- [Given records]:
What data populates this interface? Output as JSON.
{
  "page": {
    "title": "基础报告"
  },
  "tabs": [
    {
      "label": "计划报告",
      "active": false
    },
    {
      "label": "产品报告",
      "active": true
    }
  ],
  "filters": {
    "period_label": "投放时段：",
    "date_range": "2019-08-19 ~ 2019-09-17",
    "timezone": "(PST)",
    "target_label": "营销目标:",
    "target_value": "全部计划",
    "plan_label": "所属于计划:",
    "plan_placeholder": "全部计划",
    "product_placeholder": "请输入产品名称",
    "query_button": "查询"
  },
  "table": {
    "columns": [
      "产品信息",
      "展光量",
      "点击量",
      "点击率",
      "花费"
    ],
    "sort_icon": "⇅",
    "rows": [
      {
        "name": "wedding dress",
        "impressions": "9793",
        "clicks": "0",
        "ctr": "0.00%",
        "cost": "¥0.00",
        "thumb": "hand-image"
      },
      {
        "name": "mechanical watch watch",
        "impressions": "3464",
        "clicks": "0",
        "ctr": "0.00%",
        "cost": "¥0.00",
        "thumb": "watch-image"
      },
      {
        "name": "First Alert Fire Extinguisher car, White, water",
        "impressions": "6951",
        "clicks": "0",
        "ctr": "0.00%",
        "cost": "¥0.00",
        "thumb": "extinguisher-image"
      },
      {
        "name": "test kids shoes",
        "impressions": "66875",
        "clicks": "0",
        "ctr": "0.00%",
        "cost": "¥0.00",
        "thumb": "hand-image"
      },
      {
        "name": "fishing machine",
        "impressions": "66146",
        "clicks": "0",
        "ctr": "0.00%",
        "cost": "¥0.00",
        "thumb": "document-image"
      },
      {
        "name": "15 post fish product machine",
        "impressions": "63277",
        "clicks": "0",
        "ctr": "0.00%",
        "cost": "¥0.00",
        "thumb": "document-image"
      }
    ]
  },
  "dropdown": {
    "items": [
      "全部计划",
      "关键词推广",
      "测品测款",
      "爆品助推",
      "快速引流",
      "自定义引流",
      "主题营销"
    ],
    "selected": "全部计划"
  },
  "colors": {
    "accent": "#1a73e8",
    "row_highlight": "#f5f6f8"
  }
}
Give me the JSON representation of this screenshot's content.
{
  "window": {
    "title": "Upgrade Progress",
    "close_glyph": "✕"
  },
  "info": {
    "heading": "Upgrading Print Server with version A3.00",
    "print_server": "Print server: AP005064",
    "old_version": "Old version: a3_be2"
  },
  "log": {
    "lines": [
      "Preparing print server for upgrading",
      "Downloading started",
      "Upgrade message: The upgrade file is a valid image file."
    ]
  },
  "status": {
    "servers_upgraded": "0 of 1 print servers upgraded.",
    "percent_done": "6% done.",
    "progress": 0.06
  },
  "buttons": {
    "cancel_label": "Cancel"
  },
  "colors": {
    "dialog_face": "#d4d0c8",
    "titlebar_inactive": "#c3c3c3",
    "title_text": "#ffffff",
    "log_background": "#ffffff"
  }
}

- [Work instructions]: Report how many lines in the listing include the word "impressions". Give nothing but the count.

- [Solution for this exercise]: 6